FOURTH: Do a dress rehearsal in your head. This is so important. It really works so take some time for it. Pick your battles, pre-qualify, stay calm, follow through. Visualize the altercation in your mind, and practice how you are going to handle it in your new way. I did this during down time, and right before I knew we were heading into "problem territory". If its dinner time issues, practice in your mind while your cooking, if shopping is an issue then on the way to the store. If picking up their toy's is the battle, practice in your head right before you ask them. You get the picture. Also, really take the time to think about the behaviors your want to change, and the consequences that you want to put forth. Doing this ahead of time when you are calm, you are more likely to pick a well suited consequence as well. I can't emphasize this tactic enough. Practice, practice, practice...
LAST BUT NOT LEAST: My all time favorite. Natural consequences. There are certain behaviors that a natural consequence can nip in the bud. To name a few: They don't want to wear their jacket when it is 30 degrees outside? Sure! Go for it munchkin....They won't fight you on that one again. They are giving you a big fight over getting dressed for the party? No problem. Just get in your car and put them in with you as is...pajamas, naked....(this one takes nerve but I did it...I actually drove half way there before we turned around. The kids were mortified). We were also very late for the party and they missed out.... I do not even have to ask them to get dressed anymore. It is the first thing they do when they up. Sometimes I help "natural consequence" to happen. Pour restaurant behavior? See my post on that...Think about how some of their behaviors can lend themselves to a well remembered lesson, a natural consequence. It is a great parenting tool that takes the least amount of effort.
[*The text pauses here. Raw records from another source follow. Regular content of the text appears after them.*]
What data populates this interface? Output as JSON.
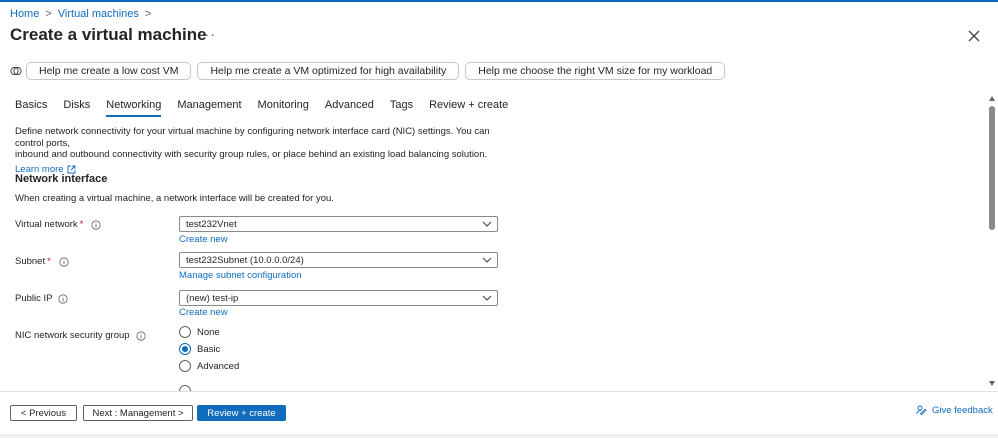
{
  "breadcrumb": {
    "home": "Home",
    "virtual_machines": "Virtual machines",
    "sep": ">"
  },
  "title": "Create a virtual machine",
  "more": "···",
  "copilot": {
    "icon": "copilot-icon",
    "suggestions": [
      "Help me create a low cost VM",
      "Help me create a VM optimized for high availability",
      "Help me choose the right VM size for my workload"
    ]
  },
  "tabs": [
    "Basics",
    "Disks",
    "Networking",
    "Management",
    "Monitoring",
    "Advanced",
    "Tags",
    "Review + create"
  ],
  "active_tab": "Networking",
  "intro": {
    "line1": "Define network connectivity for your virtual machine by configuring network interface card (NIC) settings. You can control ports,",
    "line2": "inbound and outbound connectivity with security group rules, or place behind an existing load balancing solution.",
    "learn_more": "Learn more"
  },
  "network_interface": {
    "heading": "Network interface",
    "description": "When creating a virtual machine, a network interface will be created for you."
  },
  "fields": {
    "virtual_network": {
      "label": "Virtual network",
      "required": "*",
      "value": "test232Vnet",
      "link": "Create new"
    },
    "subnet": {
      "label": "Subnet",
      "required": "*",
      "value": "test232Subnet (10.0.0.0/24)",
      "link": "Manage subnet configuration"
    },
    "public_ip": {
      "label": "Public IP",
      "value": "(new) test-ip",
      "link": "Create new"
    },
    "nic_nsg": {
      "label": "NIC network security group",
      "options": [
        "None",
        "Basic",
        "Advanced"
      ],
      "selected": "Basic"
    }
  },
  "footer": {
    "previous": "< Previous",
    "next": "Next : Management >",
    "review": "Review + create",
    "feedback": "Give feedback"
  },
  "colors": {
    "accent": "#0f6cbd",
    "required": "#c50f1f",
    "text": "#242424"
  }
}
These are some of the tips I have learned that have had the greatest impact on my kids. Keep in mind, that nothing works perfectly in the beginning. It will take time for your kids to adjust to your new approach. They will test it. Hold firm. Don't give up. Lastly, cut yourself some slack when you screw up. I have been practicing these things for a good year or so and I still mess up. I'm human, and so are my kids. Sometimes they need a little slack too. When it comes to expectations with my kids, I do model it to who they are and their inborn temperaments. That is really important. As Phill Jackson once said..."know who you are"...."you can't fly with the eagles if you are a fish".....